More great feathers!

Thurgood Marshall 2017 movie

Andra Day as a nightclub singer.

Thurgood Marshall 2017 movie

Rozonda ‘Chilli’ Thomas — from TLC — as author Zora Neale Hurston.

Thurgood Marshall 2017 movie

A juror in cute stripes.

Thurgood Marshall 2017 movie

Later in plaid.

Thurgood Marshall 2017 movie

A random woman who flirts with Marshall at a bar.


Have you seen Marshall?


About the author



Kendra has been a fixture in the online costuming world since the late 1990s. Her website, Démodé Couture, is one of the most well-known online resources for historical costumers. In the summer of 2014, she published a book on 18th-century wig and hair styling. Kendra is a librarian at a university, specializing in history and fashion. She’s also an academic, with several articles on fashion history published in research journals.

12 Responses

  1. ljones1966

    I was originally tempted to ignore this movie when it first came out, because I thought it would be a conventional biopic. Thankfully, my curiosity got the best of me and I saw the movie. Not only did I enjoy the plot, I also enjoyed the costumes. And the ironic thing is I had worn out my interest in 1940s fashion a long time ago.

  2. Susan Pola Staples

    Yes, I saw the movie. I enjoyed it immensely for its acting and the Ruth E. Carter 1940s costumes and hair. Kate Hudson’s Eleanor Strubing’s waves and the upper crust juror’s hair and costumes were among my favourites. But my favourite costumes were the men. Chadwick Boseman’s suits were stylish, sexy and in character. Josh Gad’s Friedman’s were nerdy, shy (if a suit can be considered shy) or unassuming and un-WASP-ish.

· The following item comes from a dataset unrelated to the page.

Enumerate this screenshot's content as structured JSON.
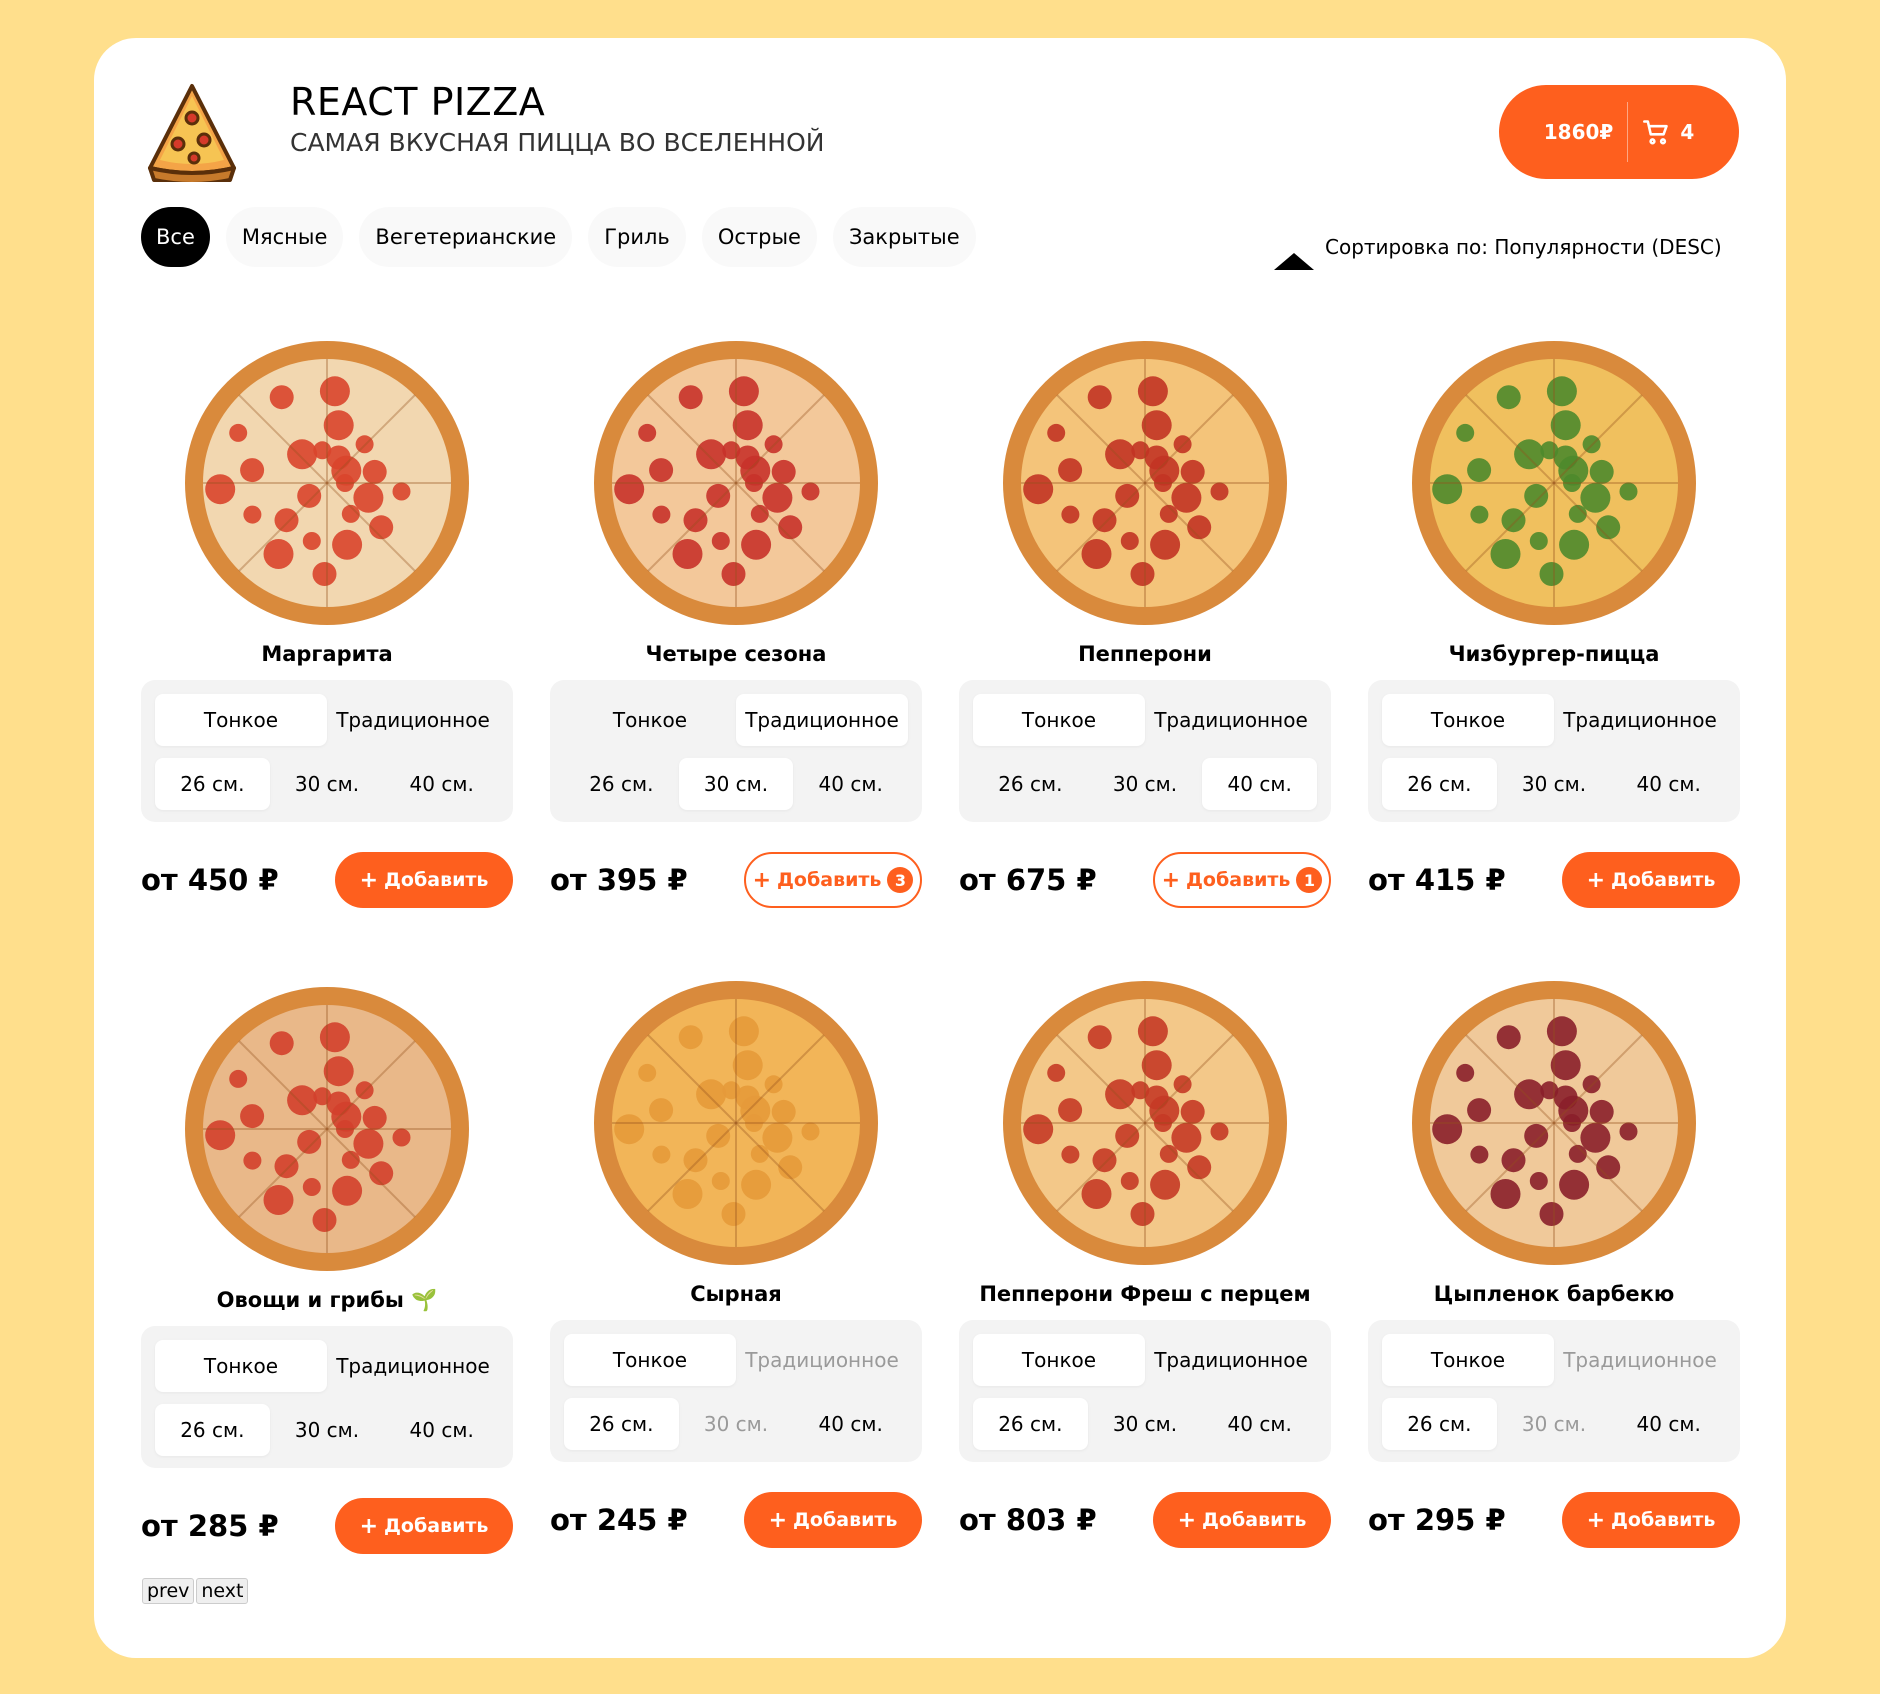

    Now that Lena Horne has a stamp, maybe well see a biopic on her.

    • laBelleNoire

      God, I hope so! A Lena Horne biopic is well overdue. Pivotal question is: Who would play her?

      • Susan Pola Staples

        I would love to see a GWTW ‘Scarlet OHara’ search for the actress.
        Do you have a suggestion?

        • laBelleNoire

          That type of search would be EVERYTHING! Apparently, others have been pondering this question, and here is a link to a list:


          Out of all the ones on the list, I could see Thandi Newton. She’s got some serious acting chops, and, actually favors Lena. With the right make up, the resemblance could be remarkable.

          My first thought was Halle Berry, cuz I think she favors Lena, but I don’t know if she has the acting chops. Salli Richardson-Whitfield could be a contender. She even has (had?) a Kickstarter to finance bioplay:


          Who could you see playing her?

          • Susan Pola Staples

            My first thought was Halle Berry who does have an Oscar but then I thought Gugu Mbatha Rau from Belle and Julee Smolett and Tony winner Patina Miller.

            • laBelleNoire

              Gugu Mbatha Raw would be good. I loved her in Belle.

              I wish we could make this happen!

  3. Frannie Germeshausen

    Can’t go wrong with I. Magnin and Lilli Ann, San Francisco originals both.

  4. Nzie

    Ooh! I heard about this one but then never really saw anything about it again. Will have to look out for it as it looks good—glad to see the good review here. loving that 40s look, too.

  5. Hawke

    I’m generally not a fan of courtroom dramas or biopics, but for Chadwick Boseman in vintage suits, I’m going to have to check this out.

  6. Heather Ripley

    Damn, I just watched it and was so excited about the story and the costumes but I came in 3/4 of the way in and apparently missed several outstanding ensembles. Guess a rewatch is in order!!